A Guide To Conference Calling With VoIP Phone Systems
Voice Over Internet Protocol, also known as VoIP, is an alternative system of placing and receiving calls. Businesses are increasingly replacing their traditional landlines with this new technology. This is particularly true as the technology continues to improve and prove itself. Reliability is crucial when it comes to a business and its ability to connect with employees and other businesses. Before investing in and switching to this type of technology, companies should fully understand what it is and how it can benefit their business.

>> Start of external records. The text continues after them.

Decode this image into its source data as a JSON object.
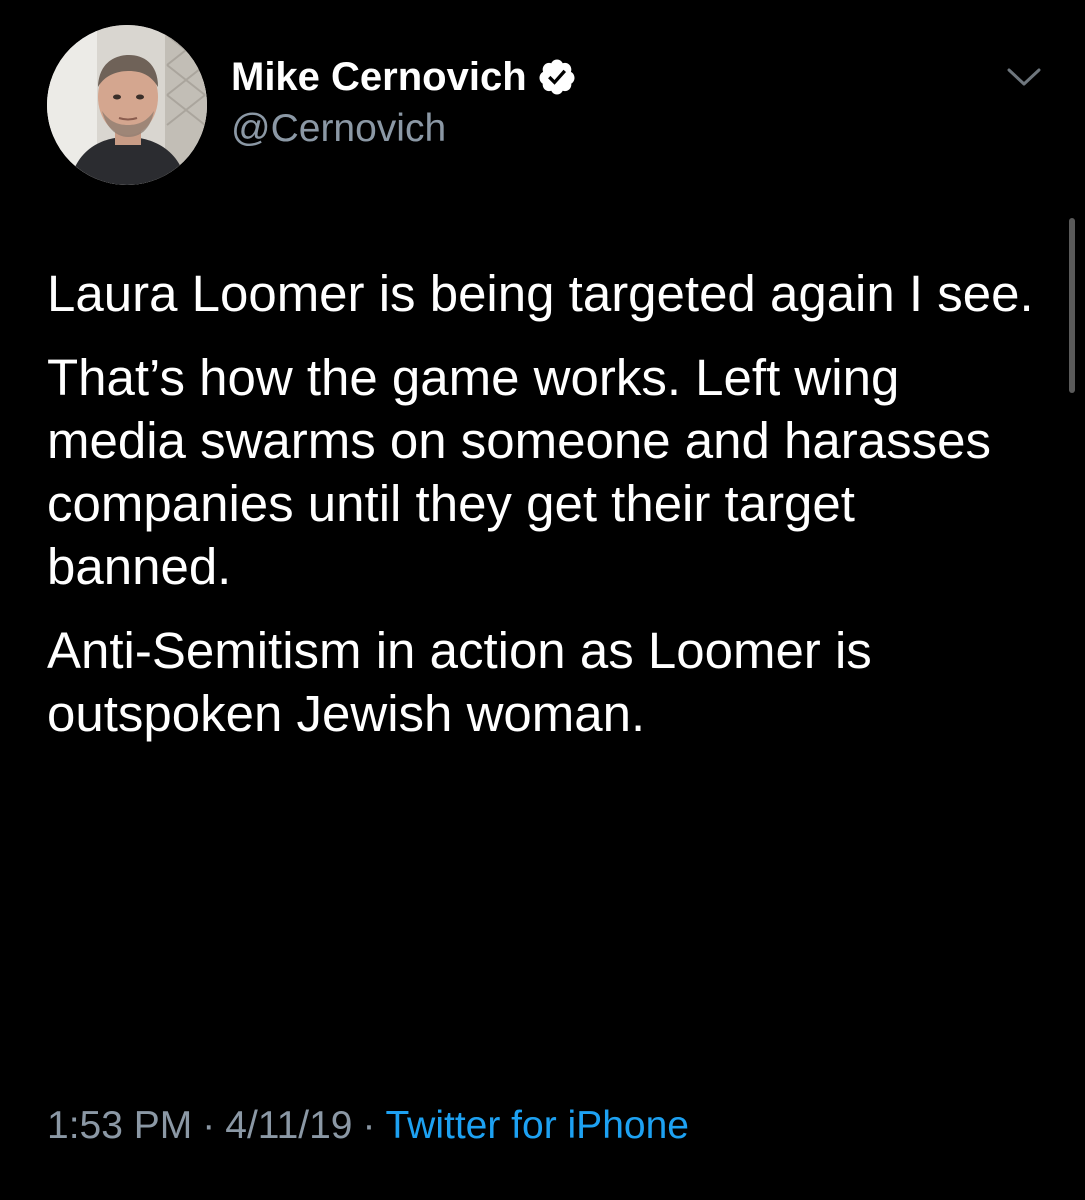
{
  "tweet": {
    "author": {
      "display_name": "Mike Cernovich",
      "handle": "@Cernovich",
      "verified": true
    },
    "paragraphs": [
      "Laura Loomer is being targeted again I see.",
      "That’s how the game works. Left wing media swarms on someone and harasses companies until they get their target banned.",
      "Anti-Semitism in action as Loomer is outspoken Jewish woman."
    ],
    "time": "1:53 PM",
    "date": "4/11/19",
    "separator": "·",
    "source": "Twitter for iPhone"
  },
  "icons": {
    "verified": "verified-badge-icon",
    "menu": "chevron-down-icon"
  },
  "colors": {
    "background": "#000000",
    "text": "#ffffff",
    "muted": "#8b98a5",
    "link": "#1da1f2"
  }
}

VoIP phone systems are basically Internet telephone systems. They allow users to bypass the telephone company by placing and receiving calls using the Internet. When a person places a business phone call using this system, his or her voice is converted into digital data because analog signals cannot travel over the Internet. This digital data is broken up into small packets that are sent to the recipient via computer networks. The data is then turned back into data that the telephone on the other end can understand so that the conversation sounds can be heard.
Businesses implementing the system may use a VoIP provider that delivers the calls that are placed or an on-site "private branch exchange," also known as a PBX. A VoIP provider is often the least expensive option, as the off-site provider manages the system; however, although more expensive, on-site PBXs are typically better for larger businesses, providing them with more control. Businesses turning to VoIP will also require a broadband Internet connection and telephones that can work with the system. A company's broadband connection should have enough bandwidth to accommodate the number of users who will be using the system simultaneously. Typically, this is not a problem for many businesses; however, smaller businesses and home-based businesses should verify that they have enough bandwidth with their Internet provider. Also, the telephones themselves will need to have the ability to communicate using VoIP. Businesses may choose to purchase phones that are enabled to do this or use traditional phones that they can connect to an analog adapter.
VoIP phone systems are suitable for any type of business that has access to the Internet. Many universities, for example, have switched to VoIP systems. Businesses that frequently place calls to clients and other businesses, across the country or around the world, may use these systems due to the cost savings that are associated with them. In fact, the reduction in overall cost is one of the main benefits of using VoIP over traditional phones. In addition to no or low long-distance costs (some may even offer unlimited calling nationwide), VoIP systems offer lower monthly and yearly rates and often do not require a contract.
Businesses can also often enjoy additional features from these types of systems. In addition to conference calling, voice mail, caller ID, and other common features, businesses may also have access to virtual receptionists, the ability to forward email and/or voice mail to a mobile phone, or customizable call screening and forwarding functions.
Despite the many positives, a company should also take into account that VoIP systems do have some failings. The largest concern that should be taken into consideration is that if the power goes out, so does the system. While the messages can be forwarded, the inability to place calls during an outage can be disruptive. Many VoIP systems also do not connect to emergency services, which is another consideration.
Overall, switching to VoIP telephone systems is a wise choice for many companies. With advanced technology and lower costs, many businesses are seeing the benefit of switching their phone systems. However, not all VoIP solutions will work for all companies. Careful research and finding the most suitable VoIP system are the best ways for companies to take advantage of this new technology.
The following links provide more information about VoIP systems:
VoIP FCC Consumer Facts (PDF)